"Prayer is a daring venture into speech that juxtaposes our words with the sharply alive words that pierce and divide souls and spirit, joints and marrow, pitilessly exposing every thought and intention of the heart (Heb. 4:12-13; Rev. 1:16) (Peterson 1998, 43)."
I had definitely fallen back into a bland routine of praying. I neither was considering Who I was actually communing with or the gravity of my prayers. The sections dealing with prayer in this book have been quite restorative in even helping me to slow down in my prayer and seek God. His words to Pastors on "little prayers" offered at the start of an event or function have also pressed my heart to not take lightly the moments we pray prior to the start of class, chapel, a meal, or bedtime with the children.
The second of area of challenge that I found of great benefit was that of contemplative exegesis. He uses a striking illustration from Herman Melville's novel White Jacket to tell how we might get carried away with the technical skills of our life's calling to the actual defeat of what we are striving to accomplish. Already this term I have found this true as we bury deep in research, reading, study, and writing. It is easy for me to strive to read all the texts, gather data, or compose papers and sermons, but to do so devoid of the life found in God's word.

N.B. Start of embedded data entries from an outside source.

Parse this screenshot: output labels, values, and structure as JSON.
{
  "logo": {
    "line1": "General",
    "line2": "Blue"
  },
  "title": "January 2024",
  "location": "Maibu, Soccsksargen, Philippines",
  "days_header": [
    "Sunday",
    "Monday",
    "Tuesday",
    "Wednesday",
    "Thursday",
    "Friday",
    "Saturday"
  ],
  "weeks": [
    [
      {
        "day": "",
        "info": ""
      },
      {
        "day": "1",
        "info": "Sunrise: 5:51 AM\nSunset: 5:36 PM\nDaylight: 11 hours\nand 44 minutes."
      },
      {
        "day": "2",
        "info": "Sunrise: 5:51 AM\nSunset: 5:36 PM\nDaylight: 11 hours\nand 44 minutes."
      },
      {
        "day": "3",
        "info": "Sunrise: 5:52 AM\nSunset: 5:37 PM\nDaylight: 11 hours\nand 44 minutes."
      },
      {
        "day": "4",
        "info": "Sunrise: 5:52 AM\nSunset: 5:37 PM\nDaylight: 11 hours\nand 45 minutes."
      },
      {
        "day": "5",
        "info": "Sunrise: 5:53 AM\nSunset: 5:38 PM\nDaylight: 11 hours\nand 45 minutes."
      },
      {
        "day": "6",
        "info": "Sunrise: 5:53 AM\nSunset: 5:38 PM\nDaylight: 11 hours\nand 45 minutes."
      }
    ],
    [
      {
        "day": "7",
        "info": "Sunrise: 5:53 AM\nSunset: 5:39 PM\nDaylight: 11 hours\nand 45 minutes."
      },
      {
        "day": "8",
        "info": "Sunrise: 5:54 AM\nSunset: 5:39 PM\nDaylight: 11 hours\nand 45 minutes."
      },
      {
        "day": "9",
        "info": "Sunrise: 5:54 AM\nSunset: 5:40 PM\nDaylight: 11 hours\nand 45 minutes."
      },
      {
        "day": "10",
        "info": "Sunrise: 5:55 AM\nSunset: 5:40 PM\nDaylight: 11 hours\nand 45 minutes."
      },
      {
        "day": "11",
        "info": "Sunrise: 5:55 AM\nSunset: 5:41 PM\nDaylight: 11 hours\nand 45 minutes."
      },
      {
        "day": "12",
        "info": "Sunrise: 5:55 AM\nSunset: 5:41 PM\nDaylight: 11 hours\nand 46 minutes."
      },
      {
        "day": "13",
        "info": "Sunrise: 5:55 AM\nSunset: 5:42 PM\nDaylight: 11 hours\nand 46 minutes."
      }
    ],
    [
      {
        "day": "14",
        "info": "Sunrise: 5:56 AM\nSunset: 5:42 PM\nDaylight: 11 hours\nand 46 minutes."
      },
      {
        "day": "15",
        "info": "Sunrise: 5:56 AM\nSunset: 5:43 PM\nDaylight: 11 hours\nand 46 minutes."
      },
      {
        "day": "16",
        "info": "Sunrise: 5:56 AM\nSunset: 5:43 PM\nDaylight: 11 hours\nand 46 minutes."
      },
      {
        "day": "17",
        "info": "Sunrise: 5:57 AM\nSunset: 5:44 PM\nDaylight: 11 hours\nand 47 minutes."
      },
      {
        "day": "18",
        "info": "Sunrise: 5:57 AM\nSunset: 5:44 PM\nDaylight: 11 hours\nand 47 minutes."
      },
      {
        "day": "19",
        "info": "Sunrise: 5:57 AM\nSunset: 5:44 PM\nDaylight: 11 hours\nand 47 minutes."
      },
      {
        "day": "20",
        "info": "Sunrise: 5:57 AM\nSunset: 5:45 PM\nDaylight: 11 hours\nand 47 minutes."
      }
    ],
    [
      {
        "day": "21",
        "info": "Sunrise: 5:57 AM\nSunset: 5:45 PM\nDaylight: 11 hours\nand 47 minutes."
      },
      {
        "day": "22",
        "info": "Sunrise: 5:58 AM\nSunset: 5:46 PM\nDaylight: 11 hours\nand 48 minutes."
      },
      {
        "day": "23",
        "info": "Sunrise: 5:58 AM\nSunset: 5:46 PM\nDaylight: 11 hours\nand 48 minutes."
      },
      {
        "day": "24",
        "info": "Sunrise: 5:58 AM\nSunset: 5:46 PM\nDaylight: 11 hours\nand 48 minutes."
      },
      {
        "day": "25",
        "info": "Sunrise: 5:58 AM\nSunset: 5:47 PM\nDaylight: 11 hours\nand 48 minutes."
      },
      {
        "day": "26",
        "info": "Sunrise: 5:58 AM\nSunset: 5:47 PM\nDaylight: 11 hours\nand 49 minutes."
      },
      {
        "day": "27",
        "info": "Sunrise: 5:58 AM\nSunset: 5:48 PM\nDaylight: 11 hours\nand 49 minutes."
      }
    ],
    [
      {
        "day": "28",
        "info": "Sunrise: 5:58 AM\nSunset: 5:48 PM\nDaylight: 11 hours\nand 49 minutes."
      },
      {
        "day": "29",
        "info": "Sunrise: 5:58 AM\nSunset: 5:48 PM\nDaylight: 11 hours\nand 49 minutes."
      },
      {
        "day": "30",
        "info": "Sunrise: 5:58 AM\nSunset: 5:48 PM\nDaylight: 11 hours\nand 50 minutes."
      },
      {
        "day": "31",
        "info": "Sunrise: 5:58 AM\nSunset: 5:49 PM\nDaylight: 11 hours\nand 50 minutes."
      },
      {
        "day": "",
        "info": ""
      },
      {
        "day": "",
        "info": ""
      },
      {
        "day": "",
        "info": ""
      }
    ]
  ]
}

Again Working the Angles has been a siren call away from the shoals of academic and scholarly success that could easily end in break up spiritual well being. Prayer and re-realization of a God Who is alive and speaking through His word has been a breath of fresh air.
Finally, Peterson's discussion of Sabbath presses upon my heart. I have been struggling to find both rest and Sabbath. Each day I feel the pressure of deadlines and responsibilities, while the tension of family and Church ministry expectations hound my thoughts. Peterson reflections on the Hebrew morning and evening concepts, I pray, will continue to shape my perspective of Who is really at work in my life. He also helped me to re-think what a real Sabbath means and I am seeking to implement a weekly time that restores my perspective on the reality of God, His sovereignty in my life, and healthy disciplines moving forward.
This was my first read of Chesterton. After seeing him quoted and referred to in so many other books I had been reading, I decided it was time to check out his actual work. I was not disappointed, and feel like I have discovered some hidden treasure!
Beautifully written, mixing the ridiculous with the profound, I found myself underlining many times in this book. G.K. Chesterton's main character Innocent Smith managed to restore so much joy to even my life. Such is the goal of this character, to restore the joy of being alive. He manages to achieve this in a manner that many consider childlike or quite certainly insane! Innocent Smith aids other members of the tale in discovering the meaning of death; "It isn't only meant to remind us of a future life, but to remind us of a present life, too." A reader walks away from this work, realizing the beauty of the birds, the sweet smell of the flowers and the delight of one's own romantic love. I find myself indebted to this work for helping to restore my joy of living.
I did discover one difficulty in starting this read. I am so accustom to reading such easily digested material, it took me several attempts to actually get past the first three pages. I thought to myself, 'how many adjectives does he need!' After crossing this hurdle, I was so delighted by the rich descriptions as one viewing a fine piece of art.